RECORDED DATA: Begin

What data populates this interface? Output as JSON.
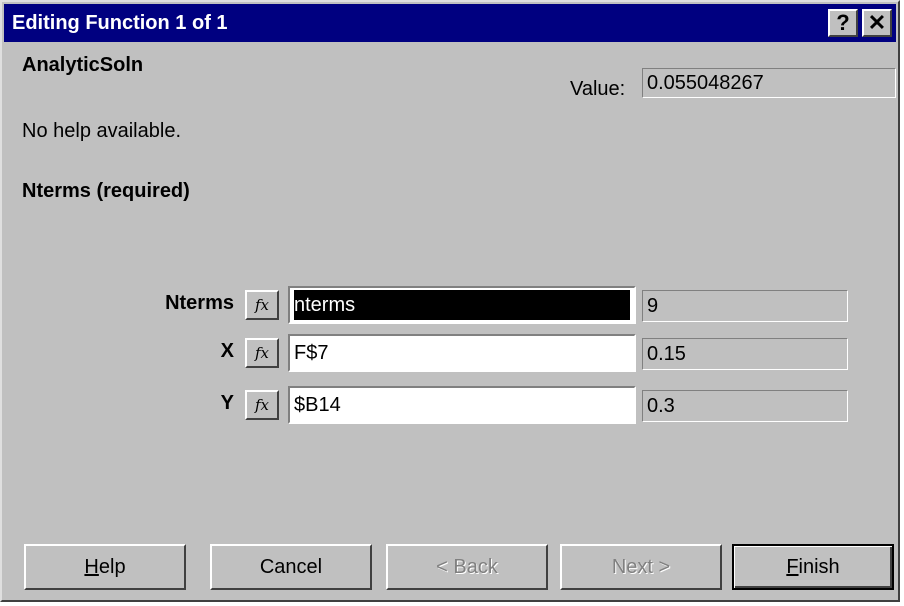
{
  "window": {
    "title": "Editing Function 1 of 1",
    "help_button": "?",
    "close_button": "✕"
  },
  "function": {
    "name": "AnalyticSoln",
    "value_label": "Value:",
    "value": "0.055048267",
    "help_text": "No help available.",
    "current_argument": "Nterms (required)"
  },
  "arguments": [
    {
      "label": "Nterms",
      "fx": "fx",
      "input": "nterms",
      "value": "9",
      "selected": true
    },
    {
      "label": "X",
      "fx": "fx",
      "input": "F$7",
      "value": "0.15",
      "selected": false
    },
    {
      "label": "Y",
      "fx": "fx",
      "input": "$B14",
      "value": "0.3",
      "selected": false
    }
  ],
  "buttons": {
    "help_pre": "",
    "help_ul": "H",
    "help_post": "elp",
    "cancel": "Cancel",
    "back": "< Back",
    "next": "Next >",
    "finish_pre": "",
    "finish_ul": "F",
    "finish_post": "inish"
  }
}
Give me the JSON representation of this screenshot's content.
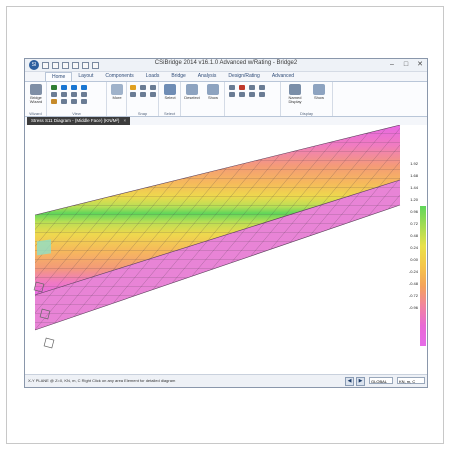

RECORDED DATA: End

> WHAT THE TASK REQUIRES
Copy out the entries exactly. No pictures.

> WORKED SOLUTION
What data populates this interface? Output as JSON.
{
  "window": {
    "title": "Editing Function 1 of 1",
    "help_button": "?",
    "close_button": "✕"
  },
  "function": {
    "name": "AnalyticSoln",
    "value_label": "Value:",
    "value": "0.055048267",
    "help_text": "No help available.",
    "current_argument": "Nterms (required)"
  },
  "arguments": [
    {
      "label": "Nterms",
      "fx": "fx",
      "input": "nterms",
      "value": "9",
      "selected": true
    },
    {
      "label": "X",
      "fx": "fx",
      "input": "F$7",
      "value": "0.15",
      "selected": false
    },
    {
      "label": "Y",
      "fx": "fx",
      "input": "$B14",
      "value": "0.3",
      "selected": false
    }
  ],
  "buttons": {
    "help_pre": "",
    "help_ul": "H",
    "help_post": "elp",
    "cancel": "Cancel",
    "back": "< Back",
    "next": "Next >",
    "finish_pre": "",
    "finish_ul": "F",
    "finish_post": "inish"
  }
}
Give me the JSON representation of this screenshot's content.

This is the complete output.